When Hulu’s Shrill first came out, author Lindy West made a point of insisting it was fiction. It was a necessary distinction to make, since the series is based on her non-fiction memoir of the same name. But it didn't take too much analysis of Shrill's first episodes for viewers to realize the show, while created in a writers' room, is full of details pulled from West's life, from the "Hello, I'm Fat" article down to the main character's name (Annie Easton). And now with a new crop of episodes, fans are likely curious to find out which moments in Shrill Season 2 are based on Lindy West's true story.
Warning: Light spoilers from Shrill Season 2 follow. Luckily, West obliges. "[In] Season 2, we moved even further away from my life," she tells Elite Daily. But there are still "a million little details" from West's experiences that, while not recreated verbatim in the new season, certainly influenced the new episodes. "We got to throw this Nigerian wedding, which is not based on my life, but my husband is Nigerian — or, his dad was Nigerian," West explains. "So, this is not from my book, but it was, like, very enmeshed with my life."
Like Season 1, Season 2 also pulls a lot from West's career as a writer on the internet. "She ends up getting her job back at the paper ... And so she developed this kind of sweet working relationship with [her editor] Gabe that she didn't have before, which was certainly a part of my life — finding, developing relationships with mentors, and learning how to write from more experienced editors. I mean, that's huge."

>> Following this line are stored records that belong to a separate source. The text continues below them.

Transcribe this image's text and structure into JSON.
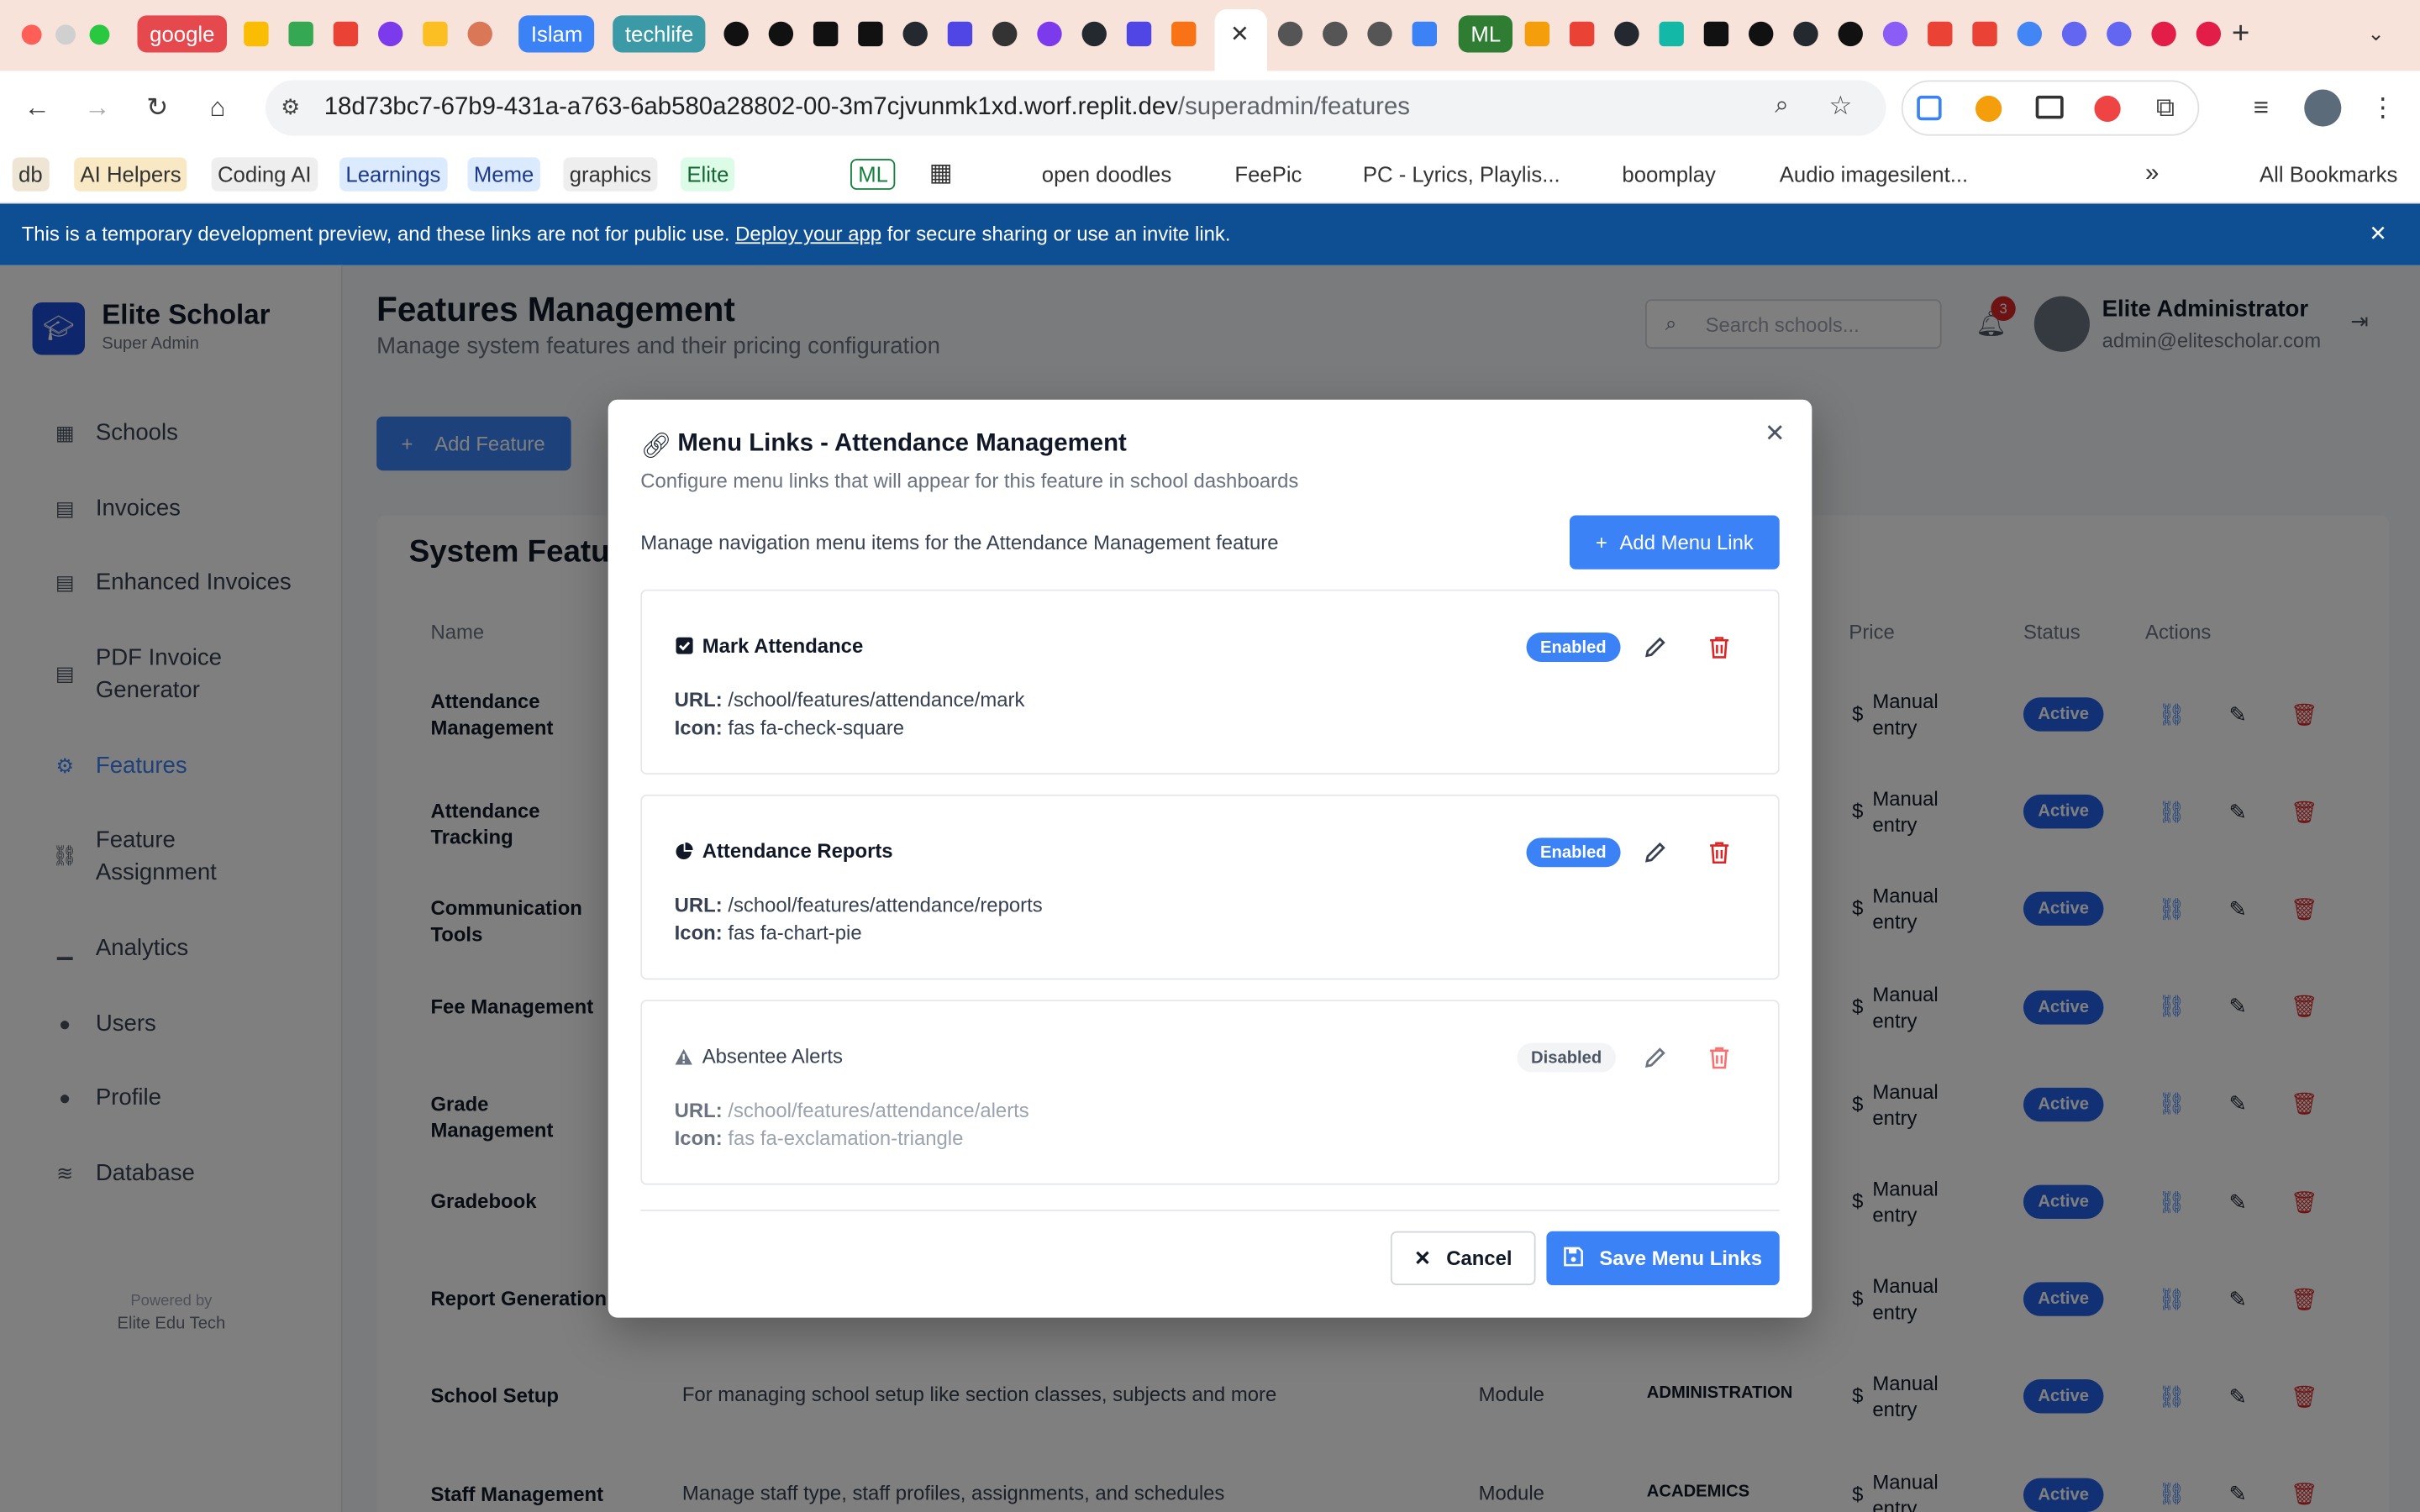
{
  "browser": {
    "tabs": [
      {
        "label": "google",
        "color": "#e5484d"
      },
      {
        "label": "Islam",
        "color": "#3b82f6"
      },
      {
        "label": "techlife",
        "color": "#3b9aa6"
      },
      {
        "label": "ML",
        "color": "#2e7d32"
      }
    ],
    "url_host": "18d73bc7-67b9-431a-a763-6ab580a28802-00-3m7cjvunmk1xd.worf.replit.dev",
    "url_path": "/superadmin/features",
    "bookmarks": [
      "db",
      "AI Helpers",
      "Coding AI",
      "Learnings",
      "Meme",
      "graphics",
      "Elite",
      "ML",
      "open doodles",
      "FeePic",
      "PC - Lyrics, Playlis...",
      "boomplay",
      "Audio imagesilent..."
    ],
    "all_bookmarks": "All Bookmarks"
  },
  "banner": {
    "text_before": "This is a temporary development preview, and these links are not for public use.",
    "link": "Deploy your app",
    "text_after": "for secure sharing or use an invite link."
  },
  "app": {
    "brand": "Elite Scholar",
    "brand_sub": "Super Admin",
    "nav": [
      "Schools",
      "Invoices",
      "Enhanced Invoices",
      "PDF Invoice Generator",
      "Features",
      "Feature Assignment",
      "Analytics",
      "Users",
      "Profile",
      "Database"
    ],
    "footer_line1": "Powered by",
    "footer_line2": "Elite Edu Tech",
    "page_title": "Features Management",
    "page_subtitle": "Manage system features and their pricing configuration",
    "search_placeholder": "Search schools...",
    "notifications": "3",
    "user_name": "Elite Administrator",
    "user_email": "admin@elitescholar.com",
    "add_feature": "Add Feature",
    "section_title": "System Features",
    "columns": [
      "Name",
      "Price",
      "Status",
      "Actions"
    ],
    "rows": [
      {
        "name": "Attendance Management",
        "desc": "",
        "type": "",
        "category": ""
      },
      {
        "name": "Attendance Tracking",
        "desc": "",
        "type": "",
        "category": ""
      },
      {
        "name": "Communication Tools",
        "desc": "",
        "type": "",
        "category": ""
      },
      {
        "name": "Fee Management",
        "desc": "",
        "type": "",
        "category": ""
      },
      {
        "name": "Grade Management",
        "desc": "",
        "type": "",
        "category": ""
      },
      {
        "name": "Gradebook",
        "desc": "",
        "type": "",
        "category": ""
      },
      {
        "name": "Report Generation",
        "desc": "",
        "type": "",
        "category": ""
      },
      {
        "name": "School Setup",
        "desc": "For managing school setup like section classes, subjects and more",
        "type": "Module",
        "category": "ADMINISTRATION"
      },
      {
        "name": "Staff Management",
        "desc": "Manage staff type, staff profiles, assignments, and schedules",
        "type": "Module",
        "category": "ACADEMICS"
      }
    ],
    "price_symbol": "$",
    "price_text": "Manual entry",
    "status_text": "Active"
  },
  "modal": {
    "title": "Menu Links - Attendance Management",
    "subtitle": "Configure menu links that will appear for this feature in school dashboards",
    "description": "Manage navigation menu items for the Attendance Management feature",
    "add_button": "Add Menu Link",
    "url_label": "URL:",
    "icon_label": "Icon:",
    "links": [
      {
        "label": "Mark Attendance",
        "url": "/school/features/attendance/mark",
        "icon": "fas fa-check-square",
        "status": "Enabled",
        "icon_name": "check-square-icon"
      },
      {
        "label": "Attendance Reports",
        "url": "/school/features/attendance/reports",
        "icon": "fas fa-chart-pie",
        "status": "Enabled",
        "icon_name": "chart-pie-icon"
      },
      {
        "label": "Absentee Alerts",
        "url": "/school/features/attendance/alerts",
        "icon": "fas fa-exclamation-triangle",
        "status": "Disabled",
        "icon_name": "exclamation-triangle-icon"
      }
    ],
    "cancel": "Cancel",
    "save": "Save Menu Links"
  },
  "colors": {
    "primary": "#3b82f6",
    "danger": "#dc2626",
    "banner": "#0e4f94",
    "tabstrip": "#f7e3da"
  }
}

There's also the part where Annie (played by Saturday Night Live star Aidy Bryant) reports on a women's business conference, which West divulges is loosely based on her own time covering Gwyneth Paltrow's wellness expo, In Goop Health, in 2017. "We shifted it to be this sort of commodified women's empowerment, just because I feel like that's a little bit more interesting," she says. "We wanted to do something a little bit different and comment on the ways that, I think, it's really relevant in 2020 — the ways that social justice movements can be commodified, and can be turned into a brand, and it's really questionable whether or not that's productive."
One area in which Annie's life in Season 2 deviates from West's reality is her family — specifically, one member of that family. "My dad died in 2011, and then here's someone just beautifully portraying my father [on the show]," she explains. But it still hits close to home for her. "Of course, I made the mistake of writing dialogue that's stuff my actual dad used to say, and we used my dad's actual music in the show as Bill's ... and I was just watching it on the monitor and being like, 'Oh my God, why did I do this to myself? This is devastating. Oh no!'"
West is happy with the comfortable distance Shrill keeps from reality. "Aidy gets to make Annie her own character and put herself into that character," she explains. "It's kind of the perfect situation, where I get to put all these things in the show that are really, really important to me, but without the complete vulnerability of that actually being me. I can't imagine making a biopic about myself or something, because, you know, life is embarrassing. We make horrible choices."
Another perk of fiction? Plausible deniability of whatever shady stuff the character based on you might pull. "Annie does a lot of unflattering stuff that, thankfully, I can say is not me," West says, adding with a laugh: "All the good stuff is me. All the bad stuff is not me."
Shrill Season 2 is on Hulu now.